Danedri Thompson
[email protected]
Tyrone Jones, Gardner, can continue to operate his used car sales business at its current location for the next few months. Planning commissioners tabled a rezoning decision that would allow Jones to operate the business at 18865 Gardner Road permanently.
When he applied for a permit to sell used cars south of town, city planners issued him a six-month conditional use permit. Jones was told that its renewal wouldn’t be a problem, but six months later, he learned that the permit had been issued in error. The permit expired March 24, but Jones was given 90 days to apply to have the property rezoned from C-2, or general business district, to C-3, or a commercial district.
City staff recommended that the planning commission deny the rezoning request during an April 23 meeting.
Mike Hall, Gardner Community Development Director, told the commission that the location on Gardner Road is a gateway to the community.
“It is a gateway to Gardner and reflects positively and negatively to people entering Gardner from that vantage point,” he said in remarks urging commissioners to deny the rezoning. “Aesthetics matter. That’s where the community needs to put its best foot forward.”
Angie Jones, Tyrone’s wife, said the business is not an eyesore. It is located next to a convenience store and liquor store on a lot that is smaller than one acre.
“My husband does not sell clunkers,” Angie told the commission. “We keep those cars clean. There are no flags or balloons… We’re paying taxes and doing everything we can to employ people and work with people there. And now we have our life savings invested.”
The property generated $14,556 in property tax last year, of which, more than $3,000 went to the city. Another $8,000 went to the school district. The business also generates hefty sales taxes that go to the state and city.

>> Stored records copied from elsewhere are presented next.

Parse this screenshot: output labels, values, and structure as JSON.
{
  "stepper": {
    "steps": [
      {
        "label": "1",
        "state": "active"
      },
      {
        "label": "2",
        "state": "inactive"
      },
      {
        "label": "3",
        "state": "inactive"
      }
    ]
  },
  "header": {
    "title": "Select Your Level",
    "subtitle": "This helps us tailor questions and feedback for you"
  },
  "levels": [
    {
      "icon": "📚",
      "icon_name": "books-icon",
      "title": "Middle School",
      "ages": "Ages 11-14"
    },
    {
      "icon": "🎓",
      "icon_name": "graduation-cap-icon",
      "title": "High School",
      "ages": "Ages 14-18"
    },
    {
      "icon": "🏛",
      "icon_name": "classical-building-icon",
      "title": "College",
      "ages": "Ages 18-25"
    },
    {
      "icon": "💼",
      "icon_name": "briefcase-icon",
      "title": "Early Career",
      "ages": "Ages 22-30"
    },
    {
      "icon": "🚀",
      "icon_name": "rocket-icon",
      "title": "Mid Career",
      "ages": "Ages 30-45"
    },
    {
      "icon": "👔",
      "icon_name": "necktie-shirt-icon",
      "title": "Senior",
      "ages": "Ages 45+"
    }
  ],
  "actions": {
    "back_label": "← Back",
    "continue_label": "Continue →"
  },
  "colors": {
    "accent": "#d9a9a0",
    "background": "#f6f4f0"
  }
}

Jones said his livelihood is wrapped up in the car lot.
“If the city would’ve told us that we couldn’t do this, I’d still have a job and a savings account,” he said.
With his six-month permit in hand, Jones applied to the state for his car dealer’s license and purchased an inventory of cars to sell. The process also included getting a sign permit from the city.

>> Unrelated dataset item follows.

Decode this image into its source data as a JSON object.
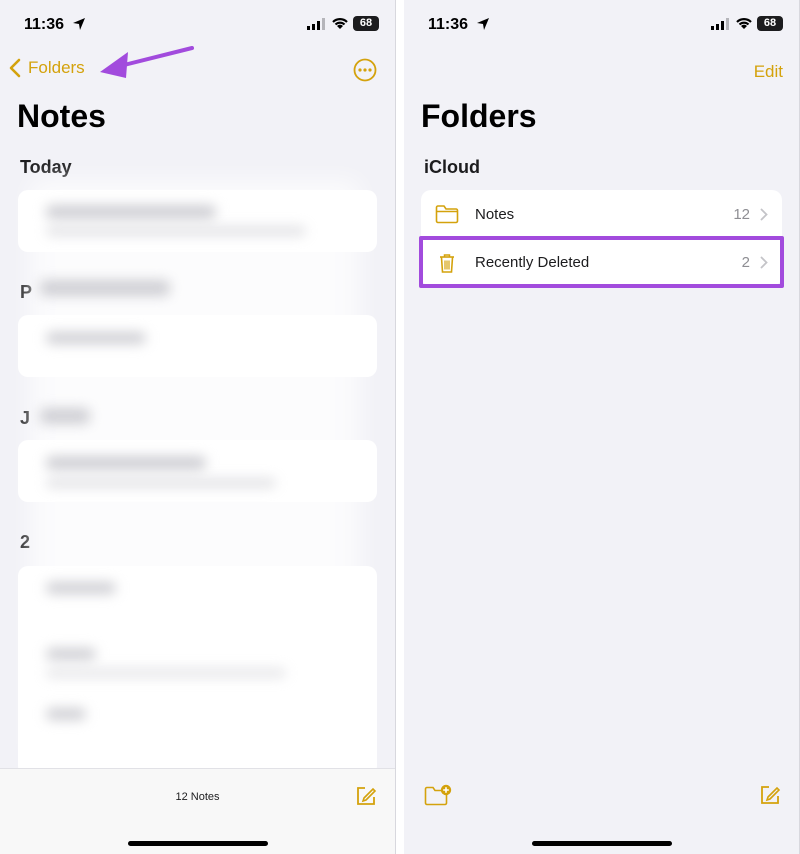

Jim Coughenour, vice president of Gardner Bank, said the bank, which is located north of the car lot, does not have a problem with the rezoning request. However, the owner of property just east of the car lot, said the rezoning would devalue his lot. He said he purchased the lot with the intention of developing a retail center there.
Brian Keeney lives in a housing development half a mile away from the lot.
“Our biggest concerns are aethetics,” he told the commission.
Commissioner Andy Copeland asked how the six month permit was issued in the first place.
Hall, who did not work for the city of Gardner at the time the permit was issued, said there was a mistake in reading the zoning maps.
“The zoning maps around the office are pretty small,” Hall explained. Car sales are allowed across the street and a little further south, and Olathe Ford currently sales RVs there.
Copeland said if the existing project were brought to the commission, he would vote to deny.
“I would say no,” Copeland said. “Where I struggle with this is I don’t see how we can in good conscience tell these people that they can’t have their business here…(Jones) did h is due diligence. My position is I don’t like it, but it is not this man’s fault. He did what he was supposed to do.”
Commissioner Tory Roberts agreed.
“We lead them down the path,” she said. “It really bothers me, because they did the right thing.”
The lot’s existing zoning, C-2, does allow for the sell of new cars and motorcycles. Commissioner Jason Burnett suggested that instead of rezoning one spot on the map, the commissioners consider amending what is allowed in C-2 zoning to allow for used car sales.
“I’m not saying that’s the best use of the property, but that might mitigate some of the mistake,” Burnett said.
Commissioner Greg Godwin said he would be supportive of some sort of five-year-plus conditional use permit that would allow Jones to wind down his business and recoup his costs.
“I’d like staff to come back with a recommendation on how to proceed,” Godwin said. “I’d like any type of special use or conditional use permit we could do under a C-2 that would allow this use for a period of time.”
Commissioners tabled the rezoning request to research the possibility of amending the current zoning to allow for used car sales with a long-term but temporary conditional use permit.
As it currently stands, Jones has through the end of June to remove the car sale operation from its existing location.
The planning commission next meets at 7 p.m. on May 28 at city hall.